Interior -- The magazine article gave very few details about the interior of the Dixie Bee. Since the article didn't say what material was used for the interior floor, I chose to construct the floor and fire wall from sheet plastic.
The floor is a stepped design to accommodate the shape of the frame. I constructed the transmission tunnel from thin cardboard, because it seemed to be an appropriate material to use on a model of this vintage. The article wasn't specific about what kits the interior parts came from. Fortunately, the interior photos were clear enough that I could determine the steering wheel and gauge panel were the custom parts from an AMT '57 Chevy. I scratchbuilt the accelerator pedal from sheet plastic, and the other pedal came from my spare parts box. The shift lever is the one that came with the 421 Pontiac engine.  The roll bar is from the '30 Ford Phaeton kit. The only interior parts the article was specific about were the bucket seats which came from AMT '25 Ford T kits. The interior side panels were upholstered in white vinyl with black and yellow chenille trim on the side panels and black chenille trim on the seats, as specified in the article.
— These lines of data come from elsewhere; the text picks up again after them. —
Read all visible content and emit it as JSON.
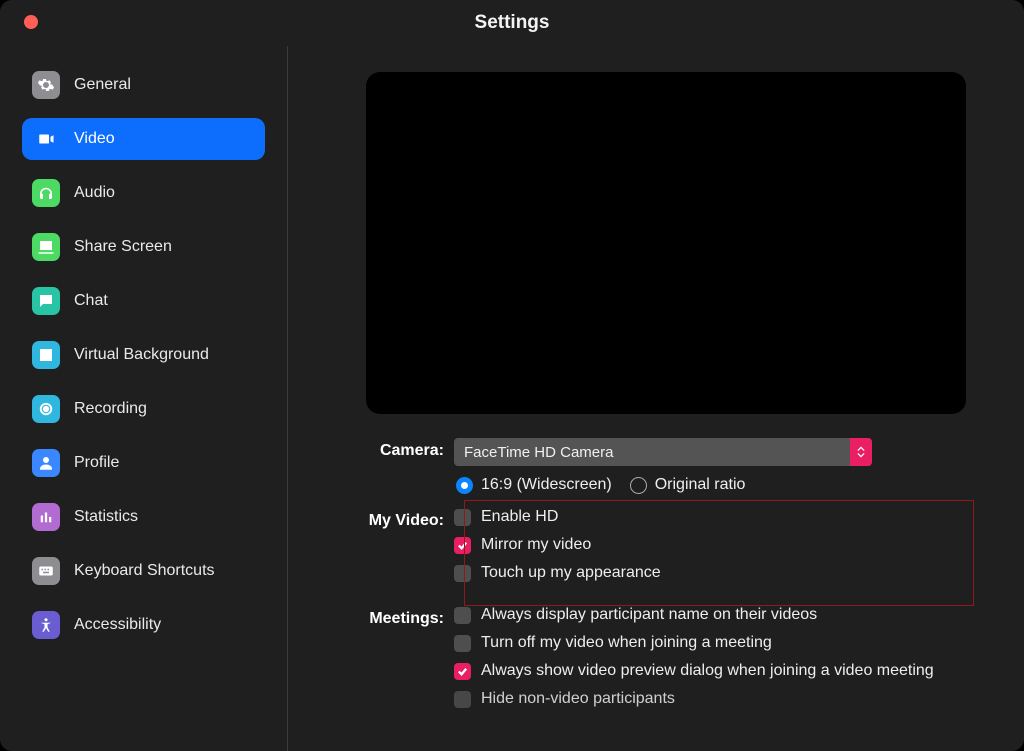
{
  "window": {
    "title": "Settings"
  },
  "sidebar": {
    "items": [
      {
        "key": "general",
        "label": "General"
      },
      {
        "key": "video",
        "label": "Video"
      },
      {
        "key": "audio",
        "label": "Audio"
      },
      {
        "key": "share-screen",
        "label": "Share Screen"
      },
      {
        "key": "chat",
        "label": "Chat"
      },
      {
        "key": "virtual-background",
        "label": "Virtual Background"
      },
      {
        "key": "recording",
        "label": "Recording"
      },
      {
        "key": "profile",
        "label": "Profile"
      },
      {
        "key": "statistics",
        "label": "Statistics"
      },
      {
        "key": "keyboard-shortcuts",
        "label": "Keyboard Shortcuts"
      },
      {
        "key": "accessibility",
        "label": "Accessibility"
      }
    ],
    "active": "video"
  },
  "video": {
    "camera_label": "Camera:",
    "camera_value": "FaceTime HD Camera",
    "ratio_169": "16:9 (Widescreen)",
    "ratio_original": "Original ratio",
    "ratio_selected": "169",
    "myvideo_label": "My Video:",
    "enable_hd": {
      "label": "Enable HD",
      "checked": false
    },
    "mirror": {
      "label": "Mirror my video",
      "checked": true
    },
    "touchup": {
      "label": "Touch up my appearance",
      "checked": false
    },
    "meetings_label": "Meetings:",
    "meetings": [
      {
        "label": "Always display participant name on their videos",
        "checked": false
      },
      {
        "label": "Turn off my video when joining a meeting",
        "checked": false
      },
      {
        "label": "Always show video preview dialog when joining a video meeting",
        "checked": true
      },
      {
        "label": "Hide non-video participants",
        "checked": false
      }
    ]
  },
  "icon_colors": {
    "general": "#8e8e92",
    "video": "#ffffff22",
    "audio": "#4cd964",
    "share-screen": "#4cd964",
    "chat": "#29c3a6",
    "virtual-background": "#2fb7e0",
    "recording": "#2fb7e0",
    "profile": "#3a87ff",
    "statistics": "#b26bd1",
    "keyboard-shortcuts": "#8e8e92",
    "accessibility": "#6a5dd1"
  }
}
Paint -- The magazine article model was painted Pactra lime green. Since this paint is no longer produced, I chose to paint my version Testors jade green which closely matches the color of the ink used on the cover of Car Model the Dixie Bee is featured on. The pin striping on the body was done with 1/32 inch black and white tape. The back of the car was painted Testors bright yellow. The top features a panel made from white vinyl, with 1/'64 inch black pin striping tape used to simulate pleats. The interior floor and seats were painted Testors bright yellow followed by dull coat for a flat finish. The outside of the fire wall was painted polished aluminum.

Final Assembly -- The frame and engine were assembled as a unit, and before the body was painted, it was test fitted to the frame to determine where the openings in the fenders had to be cut to allow the exhaust pipes to attach to the headers. When the body had been painted, the headlights, cowl lights, taillights and grills were attached. The body was then attached to the frame. The front wheels were then added, after the axle width was determined to give the front wheels the proper spacing next to the headlights. The exhaust pipes were made from 1/8 inch aluminum tubing, following the instructions in the article, and connect to modified headers that came with the 421 Pontiac engine. The top on the model is removable and is held in place with pins on the roof pillars that insert into tubing mounted in the body sides.

Special Thanks

  • Brian Radford -- donated parts
  • Bruce Even -- donated parts
  • The Little Motor Kar Company -- plated engine parts

Photos of finished model...


[Home] [What's  New?] [Information] [Acquisitions] [Advanced] [Library] [Donations] [Muse News] [Events] [Programs] [Models] [Tours] [Contact Us]